** Task requirements **
Retype the whole listing below exactly, keeping every picture out of it.

** Excerpted records **
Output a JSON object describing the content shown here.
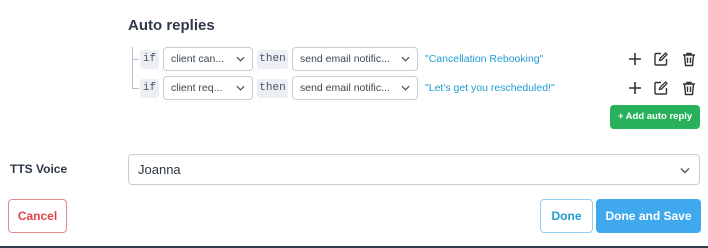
{
  "auto_replies": {
    "title": "Auto replies",
    "rules": [
      {
        "if_label": "if",
        "condition": "client can...",
        "then_label": "then",
        "action": "send email notific...",
        "value": "\"Cancellation Rebooking\""
      },
      {
        "if_label": "if",
        "condition": "client req...",
        "then_label": "then",
        "action": "send email notific...",
        "value": "\"Let's get you rescheduled!\""
      }
    ],
    "add_button": "+ Add auto reply"
  },
  "tts": {
    "label": "TTS Voice",
    "value": "Joanna"
  },
  "footer": {
    "cancel": "Cancel",
    "done": "Done",
    "done_save": "Done and Save"
  },
  "colors": {
    "accent_blue": "#40a9ee",
    "link_blue": "#1f9bd1",
    "green": "#27b15a",
    "danger": "#e0434b"
  },
  "icons": {
    "add": "plus-icon",
    "edit": "edit-icon",
    "delete": "trash-icon",
    "dropdown": "chevron-down-icon"
  }
}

** Answer area **
Output a JSON object describing the content shown here.
{
  "auto_replies": {
    "title": "Auto replies",
    "rules": [
      {
        "if_label": "if",
        "condition": "client can...",
        "then_label": "then",
        "action": "send email notific...",
        "value": "\"Cancellation Rebooking\""
      },
      {
        "if_label": "if",
        "condition": "client req...",
        "then_label": "then",
        "action": "send email notific...",
        "value": "\"Let's get you rescheduled!\""
      }
    ],
    "add_button": "+ Add auto reply"
  },
  "tts": {
    "label": "TTS Voice",
    "value": "Joanna"
  },
  "footer": {
    "cancel": "Cancel",
    "done": "Done",
    "done_save": "Done and Save"
  },
  "colors": {
    "accent_blue": "#40a9ee",
    "link_blue": "#1f9bd1",
    "green": "#27b15a",
    "danger": "#e0434b"
  },
  "icons": {
    "add": "plus-icon",
    "edit": "edit-icon",
    "delete": "trash-icon",
    "dropdown": "chevron-down-icon"
  }
}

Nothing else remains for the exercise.